  9. Are Different Denominations Actually Different Religions ... › threads › are-different

    There naturally will be differences in belief but the main beliefs will be the same like Christ is God and died and resurrected etc. "Denominations" that differ with the main beliefs can and are considered different religions (often just known as non Christians even if they believe in Jesus in some ways)

  10. New religious movements - Christianity › article › new-religious-movements

    New Religious Movements (NRMs) are also called minority religions, but some people might refer to them as ‘sects’ or ‘cults’. The range of NRMs varies from larger, well-established and well-known groups, to all kinds of niche spiritualities, therapies and practices which might be found online.

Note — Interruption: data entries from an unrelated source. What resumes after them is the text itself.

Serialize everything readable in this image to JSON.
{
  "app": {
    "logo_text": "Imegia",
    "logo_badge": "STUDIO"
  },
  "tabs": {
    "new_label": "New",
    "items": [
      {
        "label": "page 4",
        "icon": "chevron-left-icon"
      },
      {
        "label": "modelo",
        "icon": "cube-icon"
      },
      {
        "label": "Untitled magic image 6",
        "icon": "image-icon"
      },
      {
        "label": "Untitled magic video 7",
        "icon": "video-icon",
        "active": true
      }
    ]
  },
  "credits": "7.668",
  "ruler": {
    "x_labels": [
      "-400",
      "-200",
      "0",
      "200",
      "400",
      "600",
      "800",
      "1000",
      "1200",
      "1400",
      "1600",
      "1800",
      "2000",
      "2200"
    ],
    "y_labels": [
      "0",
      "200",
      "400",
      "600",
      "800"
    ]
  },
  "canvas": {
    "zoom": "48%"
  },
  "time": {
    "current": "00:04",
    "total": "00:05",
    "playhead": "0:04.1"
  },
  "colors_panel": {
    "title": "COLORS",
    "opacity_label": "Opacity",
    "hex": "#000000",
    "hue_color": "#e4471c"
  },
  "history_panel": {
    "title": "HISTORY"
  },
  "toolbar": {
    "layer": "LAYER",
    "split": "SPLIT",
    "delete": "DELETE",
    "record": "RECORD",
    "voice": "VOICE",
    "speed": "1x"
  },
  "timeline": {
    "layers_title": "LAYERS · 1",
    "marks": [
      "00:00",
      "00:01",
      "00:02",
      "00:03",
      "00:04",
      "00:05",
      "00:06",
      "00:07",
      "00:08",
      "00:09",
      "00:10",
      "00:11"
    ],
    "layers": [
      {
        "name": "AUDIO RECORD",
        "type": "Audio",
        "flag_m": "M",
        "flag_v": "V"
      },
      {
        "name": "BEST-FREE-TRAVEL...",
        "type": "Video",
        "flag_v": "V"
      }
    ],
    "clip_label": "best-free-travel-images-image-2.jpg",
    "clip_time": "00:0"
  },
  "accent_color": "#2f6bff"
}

  11. What are the beliefs of the Ethiopian Orthodox Church? › what-are-the-beliefs-of-the

    About 62.8 percent (Orthodox 43.5%, Protestant 18.6% and Catholic 0.7 %) of the people of Ethiopia are Christians, and Christianity is predominant in the north. All the southern regions have Muslim majorities, who represent about 33.9 percent of the country's population.